**Data about app and page elements:**

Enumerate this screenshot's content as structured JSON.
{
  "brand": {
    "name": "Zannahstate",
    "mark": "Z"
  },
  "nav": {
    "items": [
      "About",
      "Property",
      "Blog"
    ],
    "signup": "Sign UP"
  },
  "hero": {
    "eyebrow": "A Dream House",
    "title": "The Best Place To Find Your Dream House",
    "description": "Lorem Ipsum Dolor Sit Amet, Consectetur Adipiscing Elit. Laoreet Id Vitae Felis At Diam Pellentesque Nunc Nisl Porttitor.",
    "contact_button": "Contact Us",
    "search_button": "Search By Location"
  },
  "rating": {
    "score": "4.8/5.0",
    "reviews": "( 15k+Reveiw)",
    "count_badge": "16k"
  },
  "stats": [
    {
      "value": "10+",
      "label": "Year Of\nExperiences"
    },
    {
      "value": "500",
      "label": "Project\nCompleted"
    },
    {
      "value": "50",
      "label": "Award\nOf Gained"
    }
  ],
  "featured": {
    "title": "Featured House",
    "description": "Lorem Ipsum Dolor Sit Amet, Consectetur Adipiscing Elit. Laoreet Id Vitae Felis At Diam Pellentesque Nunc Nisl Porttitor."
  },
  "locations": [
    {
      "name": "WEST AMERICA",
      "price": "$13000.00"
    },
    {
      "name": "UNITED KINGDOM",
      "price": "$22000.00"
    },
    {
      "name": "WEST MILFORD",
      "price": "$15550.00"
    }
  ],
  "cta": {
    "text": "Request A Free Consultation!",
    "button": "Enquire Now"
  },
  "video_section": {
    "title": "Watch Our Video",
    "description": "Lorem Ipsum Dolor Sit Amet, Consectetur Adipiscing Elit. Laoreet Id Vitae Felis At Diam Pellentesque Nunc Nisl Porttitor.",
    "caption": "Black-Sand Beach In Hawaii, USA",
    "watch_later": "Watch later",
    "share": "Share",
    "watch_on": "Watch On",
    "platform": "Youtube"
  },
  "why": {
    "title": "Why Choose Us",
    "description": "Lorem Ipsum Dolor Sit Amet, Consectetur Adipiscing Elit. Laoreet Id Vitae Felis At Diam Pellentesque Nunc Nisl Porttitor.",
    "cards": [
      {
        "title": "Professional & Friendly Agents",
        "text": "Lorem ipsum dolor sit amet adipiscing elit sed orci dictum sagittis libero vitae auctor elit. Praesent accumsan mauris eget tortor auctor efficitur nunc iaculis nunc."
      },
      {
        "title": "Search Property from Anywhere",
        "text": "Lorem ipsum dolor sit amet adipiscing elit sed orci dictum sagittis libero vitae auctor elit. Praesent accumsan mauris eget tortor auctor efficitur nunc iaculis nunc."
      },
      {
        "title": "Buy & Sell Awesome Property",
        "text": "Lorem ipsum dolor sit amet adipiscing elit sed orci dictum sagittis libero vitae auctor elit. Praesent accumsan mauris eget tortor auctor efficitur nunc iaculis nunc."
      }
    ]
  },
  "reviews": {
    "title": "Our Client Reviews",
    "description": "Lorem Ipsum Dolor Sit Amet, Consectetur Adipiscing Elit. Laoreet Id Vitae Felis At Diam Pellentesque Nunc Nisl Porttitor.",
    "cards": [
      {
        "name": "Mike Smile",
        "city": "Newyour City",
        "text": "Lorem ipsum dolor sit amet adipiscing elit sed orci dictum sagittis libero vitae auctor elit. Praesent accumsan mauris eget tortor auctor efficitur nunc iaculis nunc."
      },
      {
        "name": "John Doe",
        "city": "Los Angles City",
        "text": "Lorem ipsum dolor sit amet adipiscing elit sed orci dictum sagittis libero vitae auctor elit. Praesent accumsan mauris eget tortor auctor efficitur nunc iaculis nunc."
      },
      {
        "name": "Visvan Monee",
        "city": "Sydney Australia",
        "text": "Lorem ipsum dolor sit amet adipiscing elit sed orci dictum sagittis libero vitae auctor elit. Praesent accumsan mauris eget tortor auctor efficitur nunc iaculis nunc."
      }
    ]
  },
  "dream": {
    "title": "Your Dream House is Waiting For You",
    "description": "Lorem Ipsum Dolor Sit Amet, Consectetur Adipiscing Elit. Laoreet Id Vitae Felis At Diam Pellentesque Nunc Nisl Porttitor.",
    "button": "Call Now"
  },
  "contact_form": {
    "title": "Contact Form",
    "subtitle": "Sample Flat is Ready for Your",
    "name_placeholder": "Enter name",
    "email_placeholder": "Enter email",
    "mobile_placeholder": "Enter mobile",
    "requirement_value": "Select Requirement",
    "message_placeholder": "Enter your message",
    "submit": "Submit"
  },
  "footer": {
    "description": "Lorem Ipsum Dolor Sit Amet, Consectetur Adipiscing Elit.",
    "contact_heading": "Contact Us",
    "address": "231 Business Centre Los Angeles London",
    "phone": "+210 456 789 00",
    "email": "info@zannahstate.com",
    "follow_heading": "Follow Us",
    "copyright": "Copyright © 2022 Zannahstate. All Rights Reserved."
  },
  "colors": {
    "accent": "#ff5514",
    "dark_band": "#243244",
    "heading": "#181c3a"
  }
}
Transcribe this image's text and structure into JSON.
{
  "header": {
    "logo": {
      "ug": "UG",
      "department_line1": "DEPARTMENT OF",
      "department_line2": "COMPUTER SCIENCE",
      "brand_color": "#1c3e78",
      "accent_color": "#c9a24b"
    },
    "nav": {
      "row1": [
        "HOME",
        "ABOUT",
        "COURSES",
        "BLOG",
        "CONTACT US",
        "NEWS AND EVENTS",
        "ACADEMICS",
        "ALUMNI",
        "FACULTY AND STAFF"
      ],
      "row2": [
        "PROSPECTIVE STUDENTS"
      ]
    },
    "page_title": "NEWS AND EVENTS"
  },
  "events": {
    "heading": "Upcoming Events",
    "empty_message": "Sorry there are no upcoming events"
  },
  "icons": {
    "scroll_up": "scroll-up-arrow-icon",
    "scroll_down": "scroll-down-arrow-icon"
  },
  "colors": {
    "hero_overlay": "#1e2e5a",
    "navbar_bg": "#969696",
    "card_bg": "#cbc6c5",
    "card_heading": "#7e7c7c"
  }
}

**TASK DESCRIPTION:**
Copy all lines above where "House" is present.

**RESPONSE BOX:**
    "eyebrow": "A Dream House",
    "title": "The Best Place To Find Your Dream House",
    "title": "Featured House",
    "title": "Your Dream House is Waiting For You",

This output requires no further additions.